When the French first began their protests in September, the question being asked by the British media was: "Why don't we riot as easily as the French?" On Wednesday they got the answer: "We can." In scenes reminiscent of the riots that hit central London in 1990 after Margaret Thatcher's government attempted to radically reform local taxation - and which helped end both the policy and her premiership - students took to the streets en masse.

Surprisingly, the bulk of the people seem resigned to doing with less. And unions, while not less radical than they have been in the past, are constrained by legislation passed in the 1970's that makes it harder for them to promote strikes and other actions.

No one knows what the future holds but it appears that outside of some malcontents, the people understand the mess they're in and while they may grumble, they appear at this point to accept the need for the draconian cuts.

GOP take note. Have a little courage. Trust the people. They're never as dumb as you think they are,


David Cameron's Conservative coalition government took the bull by the horns last month and announced cuts of  82 billion pounds - a massive attack on the British welfare state.

Predictably, the outcry from unions, and others affected has been something to behold. Time Magazine details the latest:

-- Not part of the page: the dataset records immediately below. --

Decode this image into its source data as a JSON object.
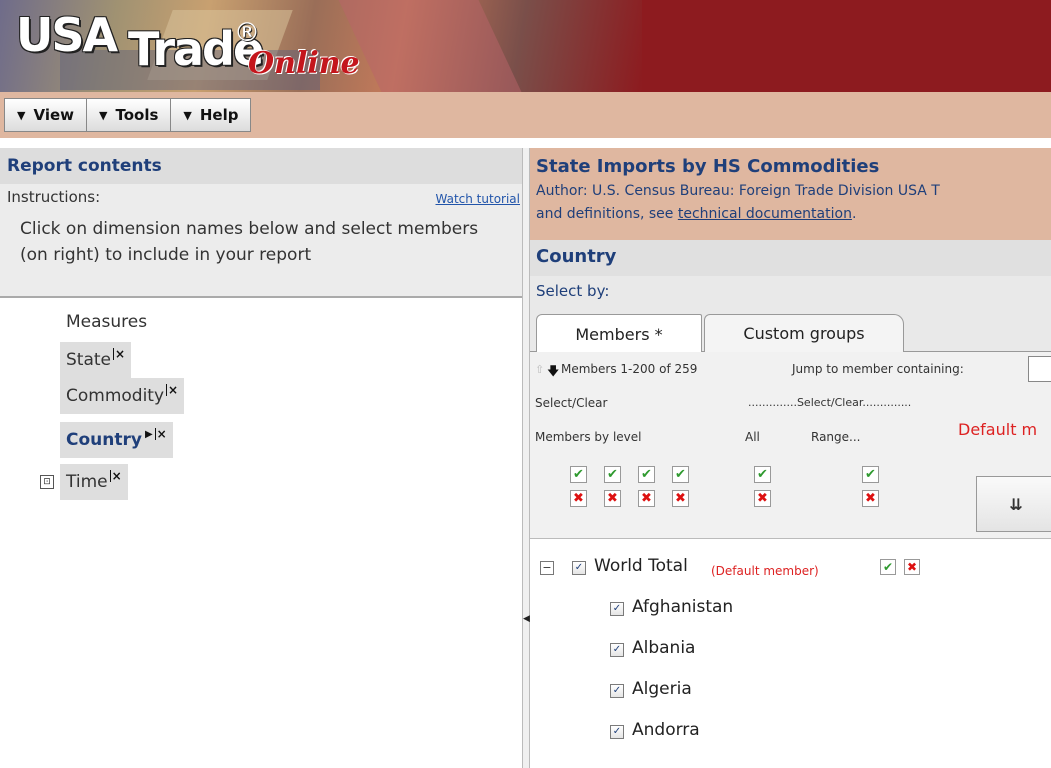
{
  "header": {
    "logo_usa": "USA",
    "logo_trade": "Trade",
    "logo_reg": "®",
    "logo_online": "Online",
    "colors": {
      "banner": "#8d1b1f",
      "menubar": "#dfb7a0"
    }
  },
  "menu": {
    "items": [
      {
        "label": "View",
        "icon": "triangle-down-icon"
      },
      {
        "label": "Tools",
        "icon": "triangle-down-icon"
      },
      {
        "label": "Help",
        "icon": "triangle-down-icon"
      }
    ]
  },
  "left": {
    "title": "Report contents",
    "instructions_label": "Instructions:",
    "watch_tutorial": "Watch tutorial",
    "instructions_text": "Click on dimension names below and select members (on right) to include in your report",
    "dimensions": [
      {
        "label": "Measures"
      },
      {
        "label": "State"
      },
      {
        "label": "Commodity"
      },
      {
        "label": "Country"
      },
      {
        "label": "Time"
      }
    ]
  },
  "right": {
    "report_title": "State Imports by HS Commodities",
    "author": "Author: U.S. Census Bureau: Foreign Trade Division USA T",
    "defs_prefix": "and definitions, see ",
    "defs_link": "technical documentation",
    "defs_suffix": ".",
    "section_title": "Country",
    "select_by": "Select by:",
    "tabs": {
      "members": "Members *",
      "custom_groups": "Custom groups"
    },
    "members_panel": {
      "range": "Members 1-200 of 259",
      "jump_label": "Jump to member containing:",
      "select_clear": "Select/Clear",
      "select_clear_dotted": "..............Select/Clear..............",
      "members_by_level": "Members by level",
      "all": "All",
      "range_label": "Range...",
      "default_label": "Default m"
    },
    "member_list": {
      "world_total": "World Total",
      "default_tag": "(Default member)",
      "countries": [
        "Afghanistan",
        "Albania",
        "Algeria",
        "Andorra"
      ]
    }
  }
}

All the ingredients appear to be in place for a winter - and possibly even spring and summer - of unrest, as British students, workers and families start feeling the effects of the massive £82 billion ($148 billion) worth of cuts to public spending announced by the coalition government last month. There has already been a rash of strikes by subway train operators and firefighters, and trade-union leaders have been warning of more ahead, with some of the most militant talking in terms of national stoppages.

Even finance minister George Osborne predicted at the time of his austerity announcement that the government would quickly become hugely unpopular because of the scale of the cuts needed to pay down the country's deficit. (See more about Britain's austerity plan.)

And then there's the lesson from across the Channel, where French students and unions have staged mass, often violent, protests against plans to increase the pension age - a seemingly trivial complaint compared to the pain about to be inflicted on the Brits through cuts expected to hit just about every family in the land.

When the French first began their protests in September, the question being asked by the British media was: "Why don't we riot as easily as the French?" On Wednesday they got the answer: "We can." In scenes reminiscent of the riots that hit central London in 1990 after Margaret Thatcher's government attempted to radically reform local taxation - and which helped end both the policy and her premiership - students took to the streets en masse.

Surprisingly, the bulk of the people seem resigned to doing with less. And unions, while not less radical than they have been in the past, are constrained by legislation passed in the 1970's that makes it harder for them to promote strikes and other actions.

No one knows what the future holds but it appears that outside of some malcontents, the people understand the mess they're in and while they may grumble, they appear at this point to accept the need for the draconian cuts.

GOP take note. Have a little courage. Trust the people. They're never as dumb as you think they are,